The body-on-frame build also efficiently isolates the cabin from suspension impacts, making even the most challenging off-road conditions more comfortable to negotiate for everyone on board.
Personally I believe it's a double edged sword that the all-terrain support systems helps even unskilled drivers make the most of Land Cruiser’s off-road performance. They also make the Toyota one of the most technically advanced, safe, pleasurable and easy-to-use all-wheel drive vehicles in the world, though I'm confident Land Rover would have something to say here. Of course I understand why manufactures like Toyota create fool proof 4x4 systems, but I firmly believe that off-road driving is a skill that is learnt from experience, and experience isn't gained when the machine is doing everything for you, but I digress.
The new Land Cruiser builds on this proven, trusted formula with a new design that is visually more agile and dynamic, yet which maintains three core strengths essential to the vehicle’s go-anywhere credentials: Total Practicality, with headlamps and cooling openings positioned to maximise protection and wading depth; Total Durability, with the powertrain and all functional parts well-protected; and Total Capability, with a tight turning circle and generous ground clearance, essential for the most demanding off-road driving conditions.
The overall length has been increased by 60mm to 4,840mm (4,565mm for the three-door model). A minimum turning circle of 5.8 metres (5.2 metres three-door) contributes to exceptional manoeuvrability.
The bonnet has been shaped to improve downward visibility at the centre and it is sandwiched by the sides of the bumper to help protect the engine bay. The corners of the lower part of the bumper have integral fog lamps and kick upwards, while the centre section is shaped like a skid plate for easier manoeuvring off-road. The top section of the wings has been raised so that it’s easier for the driver to pinpoint the vehicle’s extremities.
The front grille and headlamps have been organised into single, powerful graphic and set higher for better off-road functionality, though I have to say, not very aesthetically pleasing. The grille’s apertures have been made as large as possible for optimum engine cooling, while the headlamp main beams are positioned inboard to avoid damage when driving off-road.
In keeping with Land Cruiser heritage, the grille itself features broad vertical bars with slit-shaped cooling openings, finished in chrome. The headlamp clusters comprise high and low beams, front turn indicators and daytime running lights, contained in a distinctive housing. According to model grade and market, the headlamps use halogen bulbs or LEDs, in the latter case with LED daytime running lights as well.
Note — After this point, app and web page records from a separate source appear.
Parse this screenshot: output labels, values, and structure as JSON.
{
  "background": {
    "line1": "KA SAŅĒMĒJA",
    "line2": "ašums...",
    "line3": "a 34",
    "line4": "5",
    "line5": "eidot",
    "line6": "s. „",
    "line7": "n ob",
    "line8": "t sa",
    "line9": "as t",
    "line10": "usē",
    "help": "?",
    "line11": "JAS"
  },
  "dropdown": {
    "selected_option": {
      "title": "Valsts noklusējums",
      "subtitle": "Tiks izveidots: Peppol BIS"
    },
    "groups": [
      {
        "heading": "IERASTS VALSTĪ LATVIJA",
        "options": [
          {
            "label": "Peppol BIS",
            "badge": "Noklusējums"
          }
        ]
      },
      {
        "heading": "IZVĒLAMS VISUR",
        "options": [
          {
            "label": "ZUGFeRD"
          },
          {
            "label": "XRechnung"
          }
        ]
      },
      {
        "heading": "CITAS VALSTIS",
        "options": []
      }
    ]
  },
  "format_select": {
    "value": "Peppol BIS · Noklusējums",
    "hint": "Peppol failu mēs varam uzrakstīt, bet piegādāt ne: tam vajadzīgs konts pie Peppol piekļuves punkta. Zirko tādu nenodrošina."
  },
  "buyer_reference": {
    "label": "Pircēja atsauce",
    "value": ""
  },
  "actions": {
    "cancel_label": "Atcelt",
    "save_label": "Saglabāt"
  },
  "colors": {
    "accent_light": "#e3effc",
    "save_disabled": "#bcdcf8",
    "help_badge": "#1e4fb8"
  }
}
The sharply trimmed lower section of the body reinforces the Land Cruiser’s broad stance and minimises the impact of the front overhang on the vehicle’s off-road approach angle. Ground clearance is 215mm (205mm three-door), with 31-degree approach, 25-degree departure and 22-degree ramp break-over angles.
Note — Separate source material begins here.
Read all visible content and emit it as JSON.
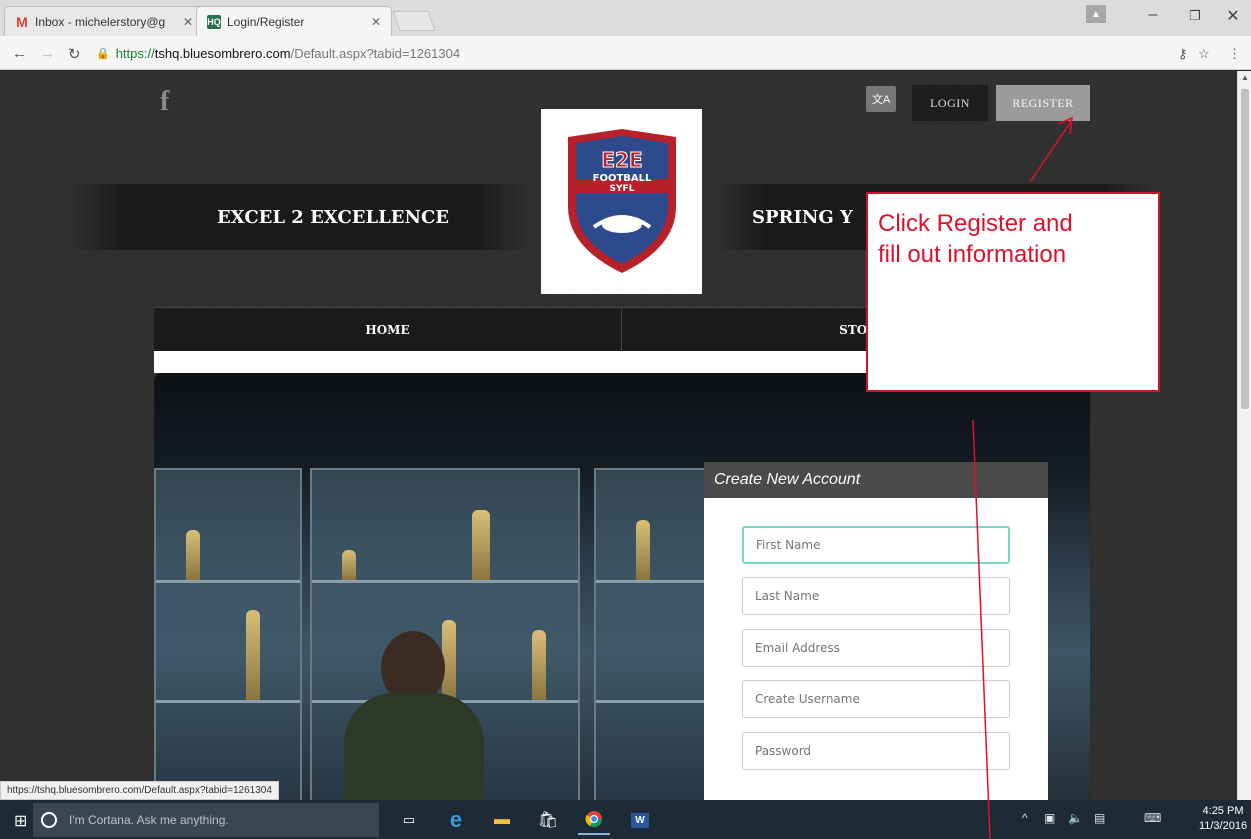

Although the new Land Cruiser’s interior doesn't look very plush compared to others, it features a revised dashboard that incorporates new instrument binnacle and centre console designs, delivering easier operation and a refined finish. I think functional is what they are going for, but then I've only seen the one photo!
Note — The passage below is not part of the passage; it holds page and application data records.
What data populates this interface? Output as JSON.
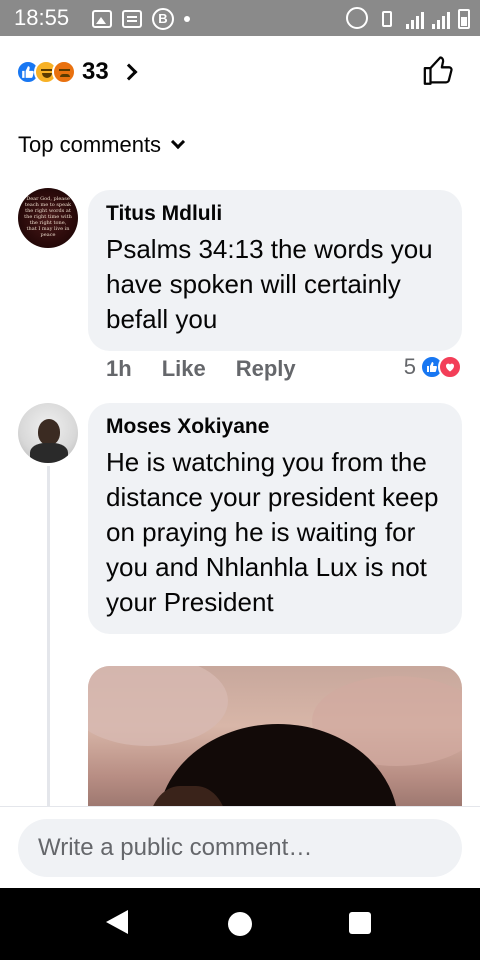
{
  "status_bar": {
    "time": "18:55",
    "left_icons": [
      "image-notification-icon",
      "message-notification-icon",
      "b-circle-icon",
      "dot-icon"
    ],
    "right_icons": [
      "alarm-icon",
      "vibrate-icon",
      "signal-icon",
      "signal-icon",
      "battery-icon"
    ]
  },
  "post_header": {
    "reaction_icons": [
      "like-icon",
      "haha-icon",
      "angry-icon"
    ],
    "reaction_count": "33",
    "like_button_icon": "thumbs-up-outline-icon"
  },
  "sort": {
    "label": "Top comments"
  },
  "comments": [
    {
      "author": "Titus Mdluli",
      "text": "Psalms 34:13 the words you have spoken will certainly befall you",
      "time": "1h",
      "like_label": "Like",
      "reply_label": "Reply",
      "reaction_count": "5",
      "reactions": [
        "like-icon",
        "love-icon"
      ],
      "avatar_text": "Dear God, please teach me to speak the right words at the right time with the right tone, that I may live in peace"
    },
    {
      "author": "Moses Xokiyane",
      "text": "He is watching you from the distance your president keep on praying he is waiting for you and Nhlanhla Lux is not your President",
      "has_photo": true
    }
  ],
  "composer": {
    "placeholder": "Write a public comment…"
  },
  "nav_bar": {
    "buttons": [
      "back-icon",
      "home-icon",
      "recents-icon"
    ]
  },
  "colors": {
    "accent": "#1877f2",
    "love": "#f33e58",
    "haha": "#f7b125",
    "angry": "#e9710f",
    "bubble": "#f0f2f5",
    "status_bar": "#8a8a8a"
  }
}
High grade versions of the new Land Cruiser with automatic transmissions are equipped with Toyota Safety Sense active technologies to help prevent accidents happening, or mitigating the consequences if an impact does occur.
The package includes a Pre-Collision System (PCS) with pedestrian detection function, Adaptive Cruise Control (ACC), Lane Departure Alert (LDA) and Automatic High Beam (AHB).
Further driver support is provided a Blind Spot Monitor with Rear Cross Traffic Alert and an upgraded tyre pressure warning system.
You can pretty much guarantee it'll be a hit, and I can't wait to get my hands on one.